Anxiety, stress and depression can cause dizziness 


Treating Dizziness

The treatment for dizziness depends on the underlying condition. Since there are so many different causes, there is no one treatment to cure all types of dizziness!

You should seek help from your GP if you are experiencing dizziness regularly or have any associated symptoms, including:

  • Chest pain
  • Fainting
  • Sickness

Dizziness associated with chest pain could indicate an underlying condition such as aortic stenosis, heart block or atrial fibrillation. If you're experiencing moderate to severe symptoms, you should call NHS 111 or 999 respectively, to seek urgent medical advice. 


I'm Dizzy: What Can My GP Do To Help?

The first thing your GP will likely do, is ask a few questions (to narrow down the long list of potential causes of your dizziness). They might also perform a basic medical examination. Questions will likely include:


What Do You Mean By "Dizzy"?

Your GP will want to know what exactly you mean by dizziness - whether it is lightheadedness or a vertigo-like sensation:

  • Lightheadedness is a feeling that you are about to pass out or faint, and often improves when lying down.
  • Vertigo is the sensation that your surroundings are whirling around you when there is no actual movement and you may feel unstable or nauseous, and may fall.


What Were You Doing, When You Felt Dizzy? 

Your GP will also want to know what happened before you felt dizzy.

If you felt dizzy after moving to a sitting or standing position from lying down and the dizziness clears quite quickly, this may be orthostatic hypotension, caused by a temporary drop in blood supply to the brain after a change in head position.
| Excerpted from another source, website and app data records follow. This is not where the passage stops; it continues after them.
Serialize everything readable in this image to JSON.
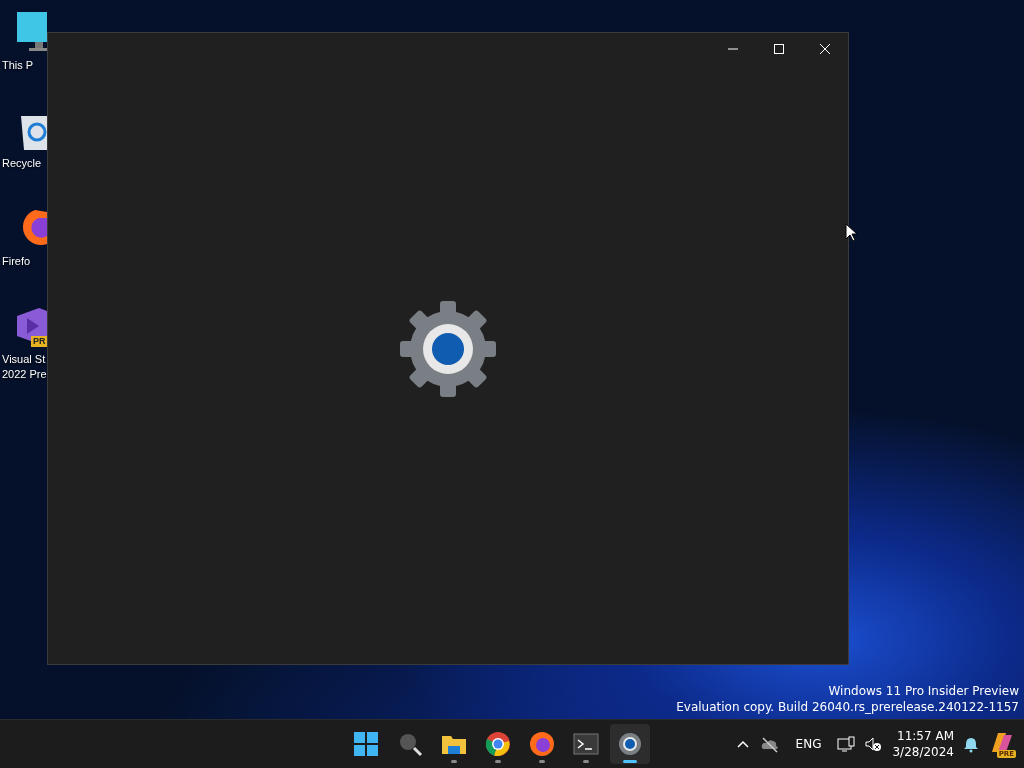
{
  "desktop_icons": [
    {
      "kind": "monitor",
      "lines": [
        "This P"
      ]
    },
    {
      "kind": "recycle",
      "lines": [
        "Recycle"
      ]
    },
    {
      "kind": "firefox",
      "lines": [
        "Firefo"
      ]
    },
    {
      "kind": "vs",
      "lines": [
        "Visual St",
        "2022 Pre"
      ],
      "badge": "PR"
    }
  ],
  "window": {
    "controls": [
      {
        "kind": "minimize"
      },
      {
        "kind": "maximize"
      },
      {
        "kind": "close"
      }
    ]
  },
  "watermark": {
    "lines": [
      "Windows 11 Pro Insider Preview",
      "Evaluation copy. Build 26040.rs_prerelease.240122-1157"
    ]
  },
  "taskbar": {
    "apps": [
      {
        "kind": "start",
        "running": false,
        "selected": false
      },
      {
        "kind": "search",
        "running": false,
        "selected": false
      },
      {
        "kind": "folder",
        "running": true,
        "selected": false
      },
      {
        "kind": "chrome",
        "running": true,
        "selected": false
      },
      {
        "kind": "firefox",
        "running": true,
        "selected": false
      },
      {
        "kind": "terminal",
        "running": true,
        "selected": false
      },
      {
        "kind": "settings",
        "running": true,
        "selected": true
      }
    ],
    "tray": {
      "language": "ENG",
      "time": "11:57 AM",
      "date": "3/28/2024",
      "badge": "PRE"
    }
  }
}
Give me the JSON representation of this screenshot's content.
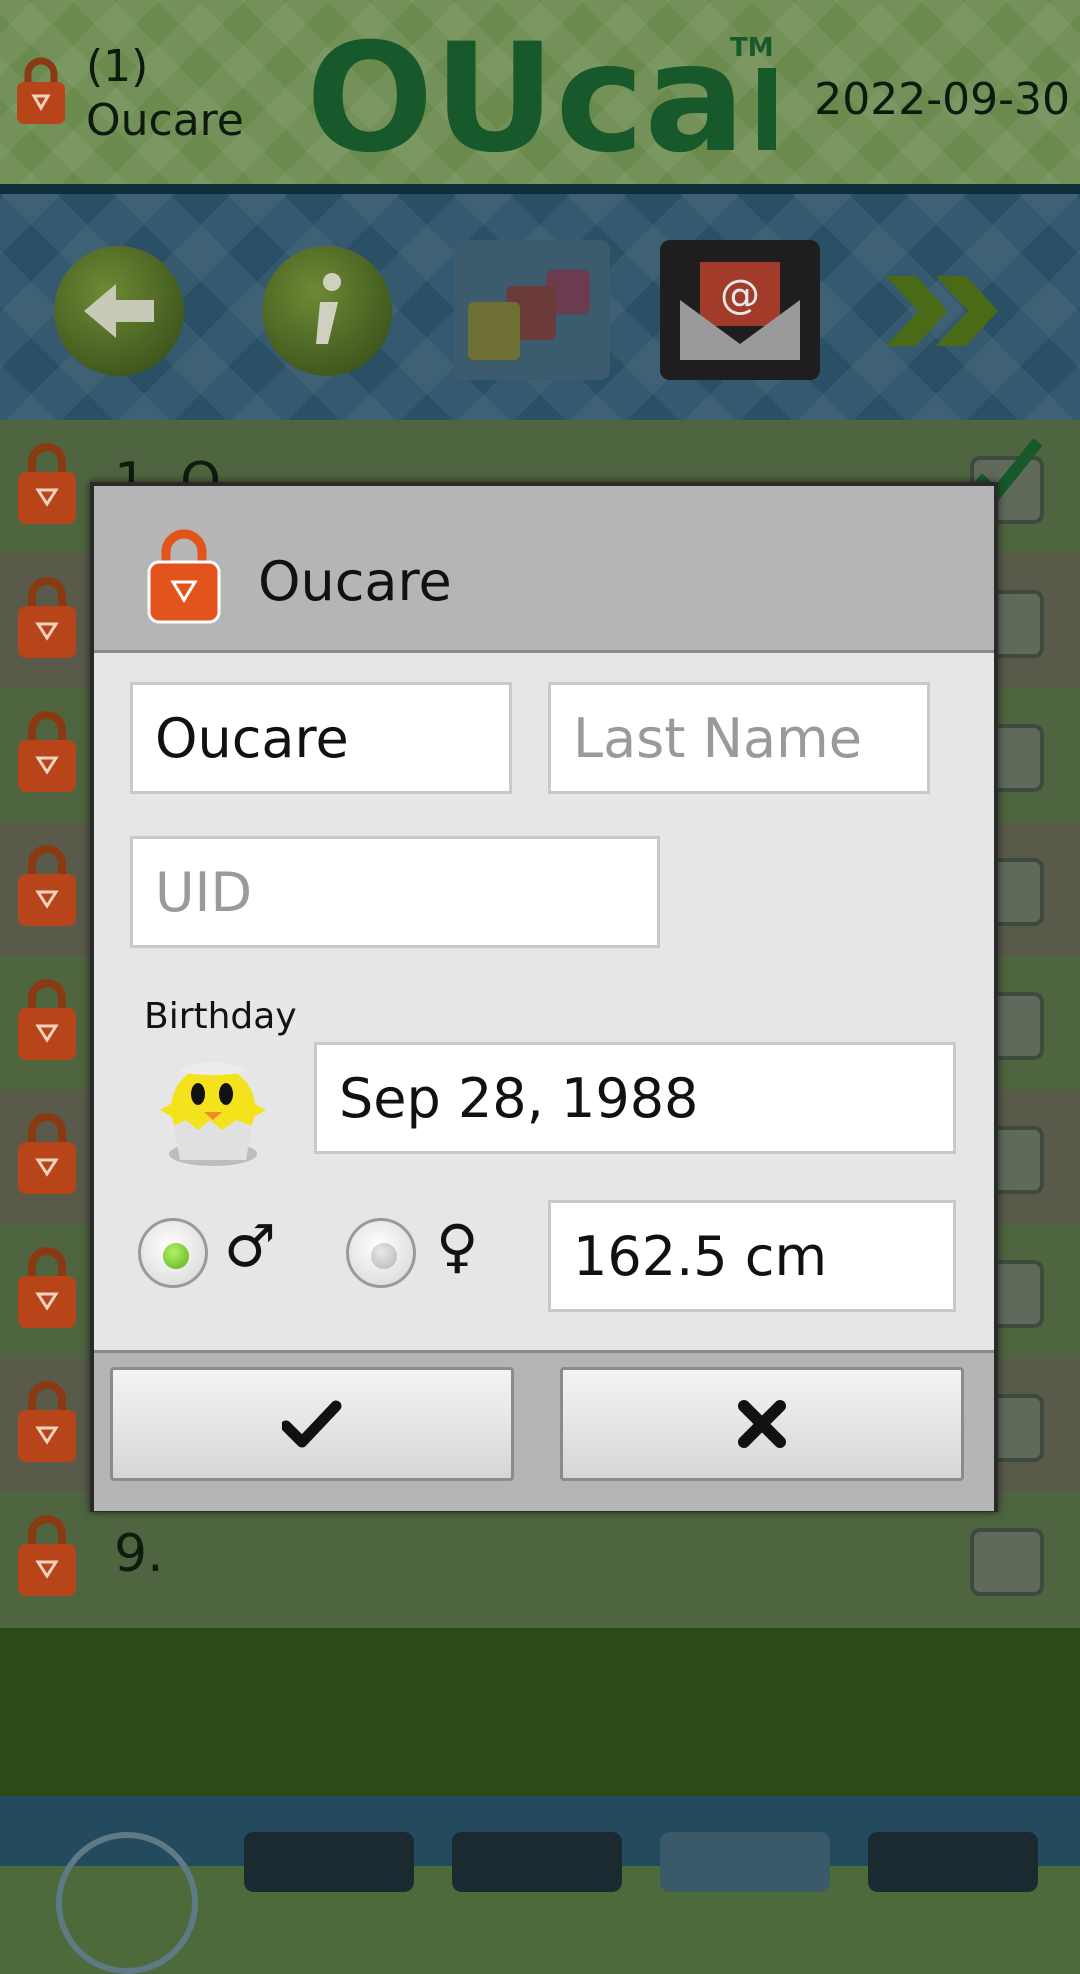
{
  "header": {
    "user_line1": "(1)",
    "user_line2": "Oucare",
    "logo_text": "OUcare",
    "logo_mark": "TM",
    "date": "2022-09-30"
  },
  "toolbar": {
    "buttons": [
      "back-arrow-icon",
      "info-icon",
      "users-icon",
      "email-icon",
      "forward-icon"
    ]
  },
  "list": {
    "rows": [
      {
        "label": "1. O",
        "checked": true
      },
      {
        "label": "",
        "checked": false
      },
      {
        "label": "",
        "checked": false
      },
      {
        "label": "",
        "checked": false
      },
      {
        "label": "",
        "checked": false
      },
      {
        "label": "",
        "checked": false
      },
      {
        "label": "",
        "checked": false
      },
      {
        "label": "",
        "checked": false
      },
      {
        "label": "9.",
        "checked": false
      }
    ]
  },
  "dialog": {
    "title": "Oucare",
    "first_name_value": "Oucare",
    "last_name_placeholder": "Last Name",
    "uid_placeholder": "UID",
    "birthday_label": "Birthday",
    "birthday_value": "Sep 28, 1988",
    "gender_selected": "male",
    "male_symbol": "♂",
    "female_symbol": "♀",
    "height_value": "162.5 cm",
    "ok_icon": "checkmark-icon",
    "cancel_icon": "cross-icon"
  },
  "colors": {
    "accent_green": "#1a5e2a",
    "lock_orange": "#e2541c",
    "radio_selected": "#7fd12f",
    "radio_unselected": "#c8c8c8"
  }
}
Dizziness that occurs when lying down could be due to a viral illness, and should pass after a week or so.


General Health & Medications

Your doctor will want to know if the dizziness came on after an illness, if it happens at certain times or before/after certain activities, and how long it lasts.  If you’re taking any medication, whether it’s prescribed, over the counter, a recreational drug or a herbal aid, please tell your doctor as a change in your medication may help.


Dizziness In Pregnancy

Dizziness is a common symptom in pregnancy, because of the hormones released as the baby develops. These hormones cause the blood vessels to dilate, meaning blood pressure can drop and make you feel dizzy.

You may also find that your sugar levels drop more frequently when pregnant, which can make you feel dizzy; women who are already anaemic or who have varicose veins are particularly susceptible to this.

Dizziness is most common in the first trimester, but can occur at any point throughout pregnancy; as the baby grows, it may press on blood vessels and restrict their flow rate, inducing dizziness.



Dizziness is a common symptom in pregnancy


Dizziness In The Elderly 

Dizziness occurs more in older people due to a variety of reasons. Older people are more likely to have atherosclerosis developed over a lifetime, which hardens the arteries and makes them less able to respond to changes in positioning requiring a change in blood pressure.

Elderly people can also have a lower capacity for exercise, and may have neuropathy (a dysfunction of the nerves controlling blood pressure).


Managing Dizziness

You may wish to try and treat your dizziness at home - this can be done by:

  • Drinking plenty of water
  • Getting plenty of rest and eating regular meals
  • Standing up slowly to minimise dizziness associated with position changes
  • Securing anything on the floor that may cause a fall when you are dizzy


Some common treatments for dizziness your doctor may provide include:

  • IV fluids for rehydration
  • Medications to control a fever or infection
  • Changes in your current medication
    • If you're currently taking any medications, these may be contributing to your dizziness
  • Corrections of abnormal blood chemistry
    • Such as low iron levels, as seen in anaemia
  • Oxygen supply


Most causes of dizziness are harmless and will go away on their own. However, sometimes dizziness can be a symptom of a serious underlying disease and seeking help from a GP or private GP (such as one at LDC) can investigate this further. Simply book in at any of our 12 central London clinics, and our highly experienced private GPs will be happy to advise. 

 By Katie Hodgkinson